"Dosing of the first patient in this study is another significant milestone for Amarin," said Joseph Zakrzewski, Amarin's Chairman and CEO. "The results of REDUCE-IT may enable us to seek additional indications for AMR101 including cardiovascular prevention, which would target a patient population estimated to be almost twice that of the combined indications studied in the MARINE and ANCHOR trials or approximately 70 million adults in the U.S. alone."
One final Iggy thought: With Amarin expected to get FDA approval to treat up to 40 million patients with elevated triglycerides, approximately 10 times the size of Lovaza's patient population indications, why would Amarin even pursue another clinical trial to prove that its pure EPA fish oil can reduce cardiac events (e.g. heart attacks, etc)?
The answer lies in a large randomized clinical trial in Japan published a few years ago: The JELIS STUDY
The Jelis Study was large: 18,645 patients. It evaluated only EPA fish oil's effectiveness (not DHA). In the Total Cohort graph, no triglyceride minimum numbers were required to be eligible to participate. Total cholesterol higher than 250 mg/dL was required for eligibility as well as having risk factors for heart disease. Patients were divided into 2 groups: One group on Statins and the other on Statins and EPA fish oil.
After mean follow-up of 4.6 years, the primary endpoint of major coronary events, defined as sudden cardiac death, fatal or nonfatal myocardial infarction (heart attack), unstable angina pectoris (cardiac chest pain), and coronary artery bypass graft/percutaneous coronary intervention (CABG/PCI), was significantly reduced by 19% in the EPA fish oil group compared with the statin-only group.
In a Sub Group analysis published in 2008, in patients who had both high triglycerides (above 150 mg/dL) and low HDL "good" cholesterol (less than 40 mg/dL), pure EPA treatment suppressed the risk of cardiac events by 53%.

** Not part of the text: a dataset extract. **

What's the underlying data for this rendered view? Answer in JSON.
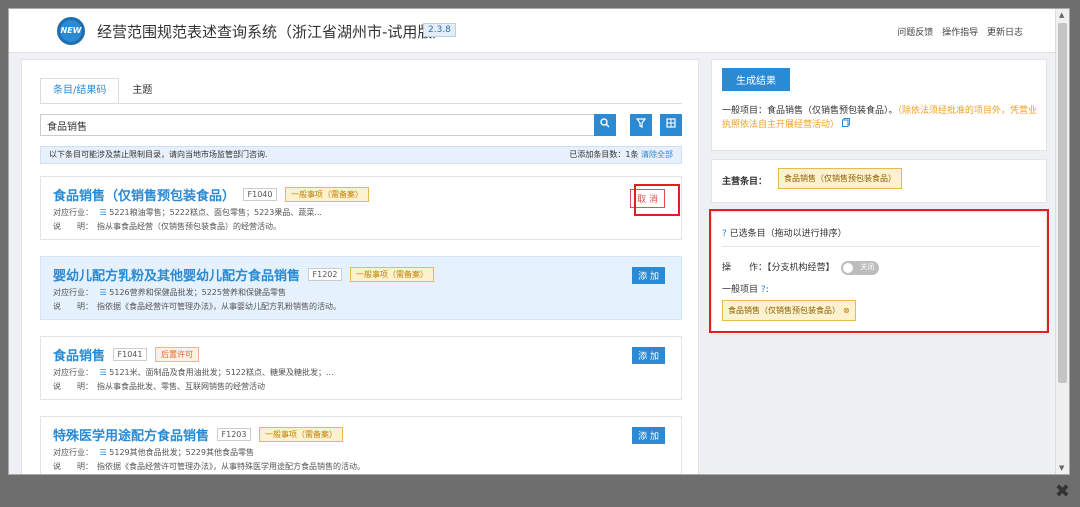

Read that sentence again: Based on the JELIS Study, In High Risk patients (TG above 150 mg/dL and HDL cholesterol less than 40 mg/dL), pure EPA fish oil (plus statin) suppressed the risk of cardiac events by 53%. There are not many "natural" products on the market that will lower cardiac events by 53%.
If Amarin's REDUCE-IT study mimics the results of the JELIS Study, we may be looking at a paradigm change in cardiovascular disease prevention and treatment.
Amarin Fish Oil FDA Approval Decision Date: July 2012.